“We are told not to expect Myanmar to transition into a democracy overnight—that it needs time and space,” Lee said. “But in the same way, Myanmar should not expect to have its close scrutiny removed or its special monitoring mechanisms dismantled overnight. This cannot happen until there is real and discernible progress on human rights.”
Yanghee Lee’s visit took place during a time in which tension has developed between the NLD-led government and military.
But on the issue of the situation in Rakhine State, the two sides may see eye-to-eye and resist outside pressure.
But it seems the government’s diplomatic offensive has been “hit and miss” compared to those in neighboring countries when facing similar crises.
In power for less than two years, the NLD government faces mounting pressure from the inside and outside, and a strong focus on Rakhine State.
Last week, the country’s largest opposition party, the Union Solidarity and Development Party (USDP), and its allies submitted an undisclosed letter to Commander-in-Chief Snr-Gen Min Aung Hlaing, after two days of meetings regarding the country’s current affairs. In the letter, they called on him to address Rakhine State’s situation.
The USDP was founded in 1993 as a mass association under the military junta. One former patron was Snr-Gen Than Shwe who is now in his retirement, and the current leaders of the USDP are still former military generals.

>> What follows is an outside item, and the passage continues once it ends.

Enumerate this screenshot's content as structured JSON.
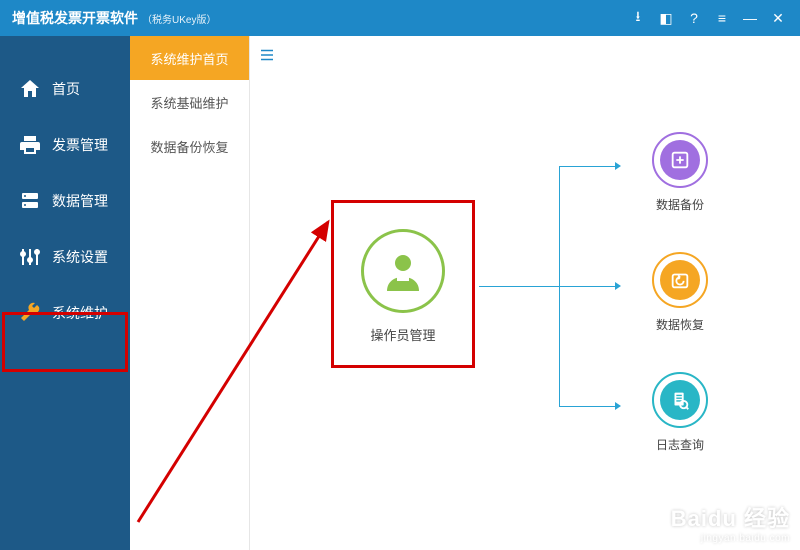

On the growing insecurity in Rakhine State, the military wanted to hold a National Defense and Security Council (NDSC) meeting. The NDSC is comprised of 11 members including the President, both Vice Presidents, speakers of the Upper and Lower Houses of Parliament, the army’s commander-in-chief, the deputy commander-in-chief, the foreign minister, and the ministers for defense, home and border affairs.
The government has held quasi-NDSC meetings to discuss security issues including the situation in Rakhine State, but has not yet called a full NDSC meeting. It is believed Daw Aung San Suu Kyi has been cautious in holding such gatherings in which her people would be outnumbered by those in the military, but that she holds ad-hoc security briefings with some top brass.
Earlier this month, the USDP and its allies called for martial law to be imposed in troubled areas in Rakhine State, citing security concerns after recent civilian attacks, threats of violence against both the Muslim and Buddhist Rakhine communities and the discovery of tunnels and arms belonging to Muslim militants.
As to the USDP’s call, there has been no response from Myanmar’s still powerful military leaders—not yet.